Will I read Go Set a Watchman?  Of course!  But not for a few months.  I want the hype to die down.  I want the critics to have their say and then move on to something else.  I want to pick up the book and read it for what it is – the work of a very young author released very late in life.

DC Movies, String Theory, Parallel Worlds, and You

Ezra Miller confirmed on MTV News that he will indeed play Barry Allen and The Flash in 2018’s film.  This troubles some because the CW already has a very successful, much loved television show of the same name starring the same character played by Grant Gustin.

Of course, if you’ve been paying close attention, you’ll realize that television already has versions Deadshot, Katana, Amanda Waller, Alfred, Bruce Wayne, and Jim Gordon (to name only a few), and all of these characters are due to appear in film within the next few years.  Furthermore, the upcoming Supergirl TV show is said to have a brief appearance by Superman himself!

But do not fret.  DC Comics publishes these characters – Superman since 1938 and Batman since 1939 – and parallel worlds featuring characters of the same name is all part of the lore.  In fact, at present, I believe there are 52 distinct worlds within the “DC Universe.”  Most of these worlds have some kind of a Superman, some kind of a Wonder Woman, and some kind of a Batman, but they may not necessarily be the mainstream characters for whom you are familiar.

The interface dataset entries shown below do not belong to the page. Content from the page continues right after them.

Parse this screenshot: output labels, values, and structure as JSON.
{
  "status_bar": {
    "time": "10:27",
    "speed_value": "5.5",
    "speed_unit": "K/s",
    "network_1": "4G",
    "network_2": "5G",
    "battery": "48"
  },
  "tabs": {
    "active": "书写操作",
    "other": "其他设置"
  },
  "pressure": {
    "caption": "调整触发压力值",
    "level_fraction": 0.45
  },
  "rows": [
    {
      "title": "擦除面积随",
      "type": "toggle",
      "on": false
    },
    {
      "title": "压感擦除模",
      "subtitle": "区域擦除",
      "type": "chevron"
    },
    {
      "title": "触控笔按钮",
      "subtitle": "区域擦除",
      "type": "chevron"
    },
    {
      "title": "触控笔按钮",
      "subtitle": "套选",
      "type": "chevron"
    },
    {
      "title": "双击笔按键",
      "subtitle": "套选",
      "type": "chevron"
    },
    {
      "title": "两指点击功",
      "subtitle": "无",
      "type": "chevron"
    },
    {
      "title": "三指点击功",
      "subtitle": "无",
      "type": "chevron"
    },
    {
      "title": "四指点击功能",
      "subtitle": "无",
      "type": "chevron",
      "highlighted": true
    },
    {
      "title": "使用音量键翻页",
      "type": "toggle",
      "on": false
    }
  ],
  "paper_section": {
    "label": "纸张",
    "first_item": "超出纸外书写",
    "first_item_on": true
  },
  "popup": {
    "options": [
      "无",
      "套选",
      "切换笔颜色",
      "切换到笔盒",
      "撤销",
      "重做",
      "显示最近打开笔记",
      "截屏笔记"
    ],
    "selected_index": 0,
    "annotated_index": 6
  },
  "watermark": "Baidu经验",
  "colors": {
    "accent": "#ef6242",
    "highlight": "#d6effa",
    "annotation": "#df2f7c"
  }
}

Of course, as a kid in the early 1980s, this sort of thing sent my imagination into overdrive.  Seeing two men named Flash from different worlds teaming up … man, it influences me even to this day.  Little did I realize back then that the comic books were making use of String Theory and ideas concerning parallel dimensions.  As is so often the case, science fiction leads the way in those things that will one day be considered conventional.

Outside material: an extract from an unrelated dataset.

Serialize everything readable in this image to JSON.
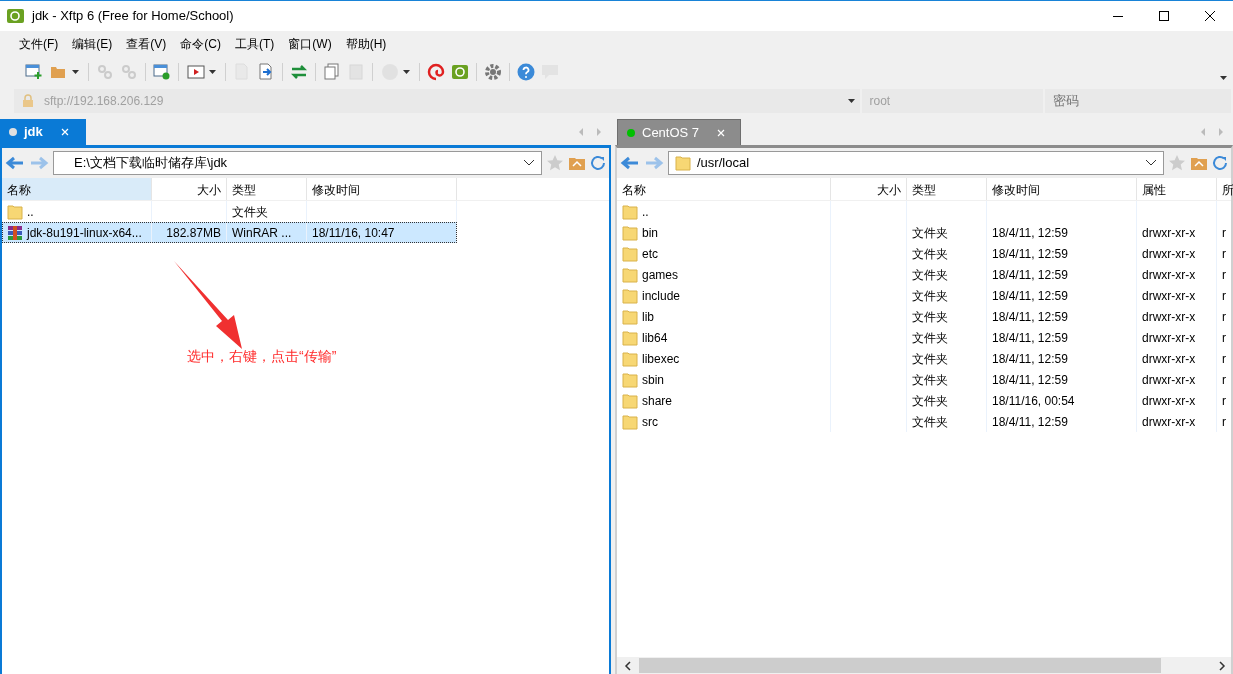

I’m personally heartened to hear Ezra Miller say that they are not shying away from this bastion of the DCU – it even sounds as though they are embracing it.  To love DC is to love the fact that you are allowed to have Christian Bale, Adam West, Michael Keaton, and Ben Affleck all  inhabiting a world where they are the one, true Batman.  Christopher Reeve will always be Superman on his world, just as Henry Cavill can be Superman on his.  The TV show Gotham can exist in its own reality, just as CW’s The Flash, Arrow, and Legends of Tomorrow do, and it can be distinct from Batman v Superman’s Gotham City.

I believe the viewing audience is astute enough to accept these different planes of reality concerning these beloved characters.  Why should we hinder ourselves to only “one” version of a character when multiple actors and productions can do that character justice in different, distinct ways?

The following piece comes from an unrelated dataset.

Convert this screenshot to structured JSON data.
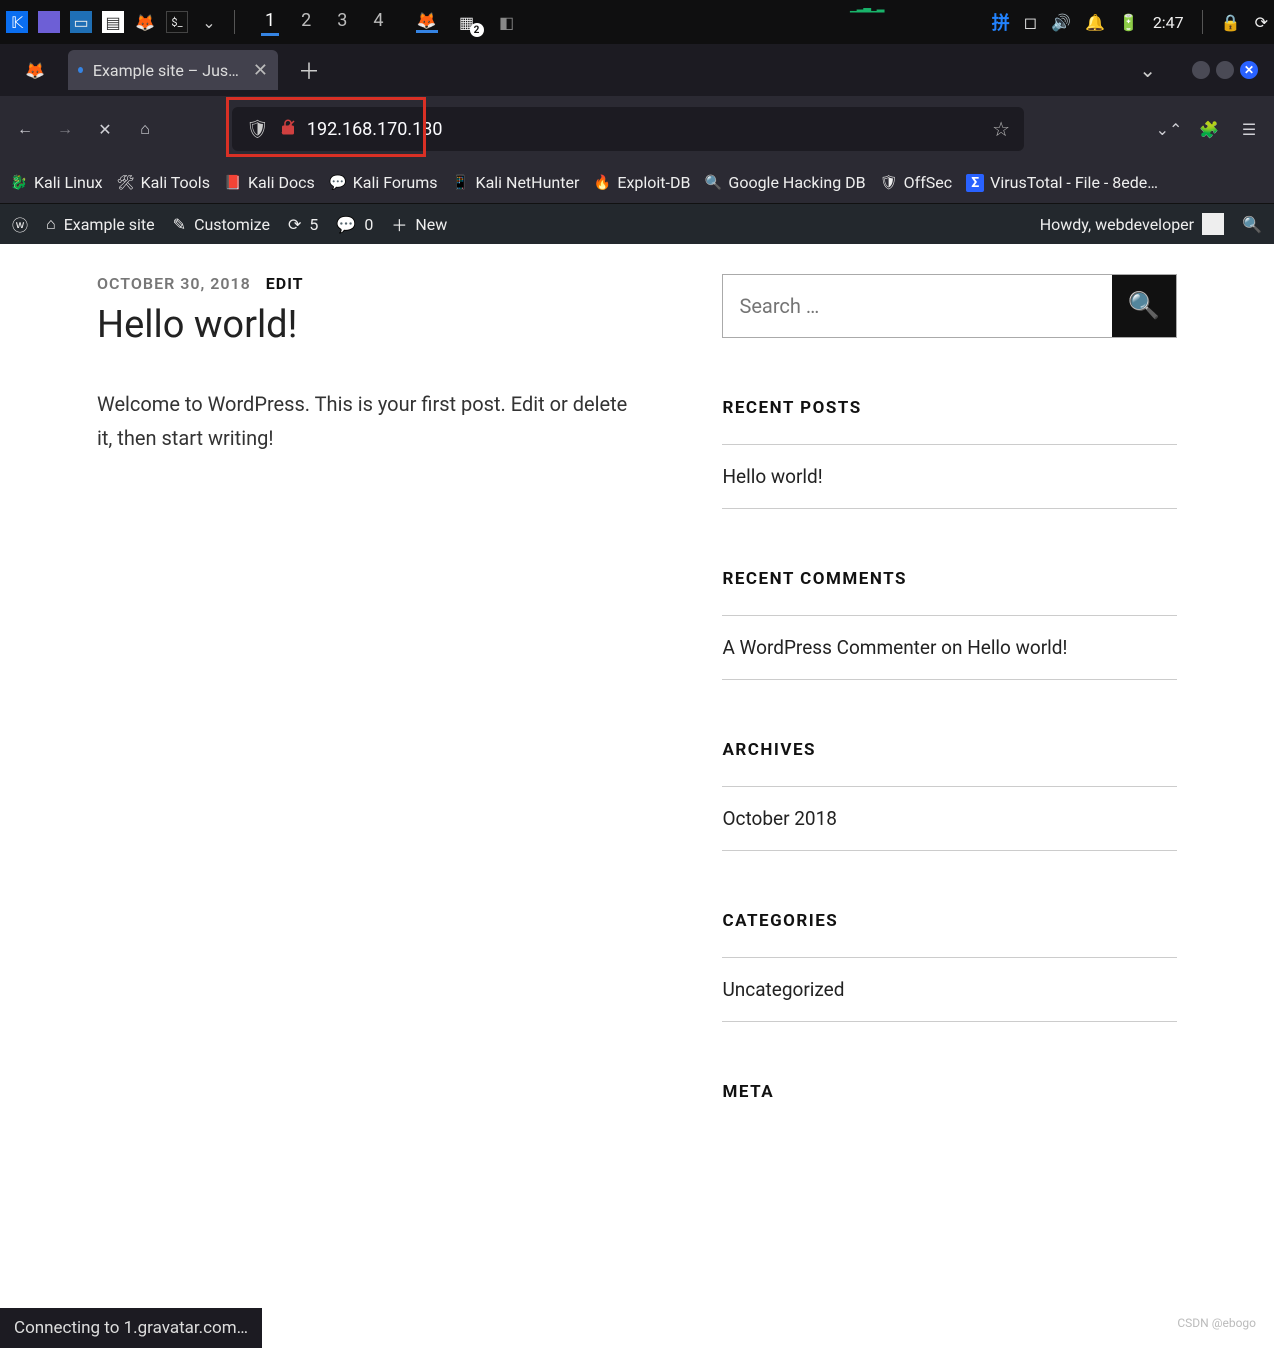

East of West: Volume 4 by Hickman and Dragotta – A Book Review

East of West continues to be one of my favorite series.  In this fourth volume, HIckman and Dragotta continue to expand their complex world, even going so far as providing maps and timelines.  This series is a little bit western, a little bit alternate history, a little bit science fiction, a little bit near-apocalyptic dystopia, a little bit social, political, and religious commentary, and a whole lot of action.

The United States is not united in this story.  The South, Texas, the Native Americans, and the Chinese all have a territory and do not get along. In fact, all-out war festers due to political and religious conflict.  To complicate matters, Death rides the plain, separated from his Horsemen because they want to destroy one of the only things he cares about – his son.

Each volume reveals new depths of story, and characters become more and more complex as the series progresses.  Though there is a multitude of characters, each is given a moment to shine, and each is fascinating.

The artwork is surprisingly simple, yet always dynamic.  Each character has a distinct body language and “look.”  Death, in particular, always jumps off the page.  The action flows from panel to panel, yet their is also a nuance to the scenes.  You’ll find little details in the most unexpected places.

This is a must-read series.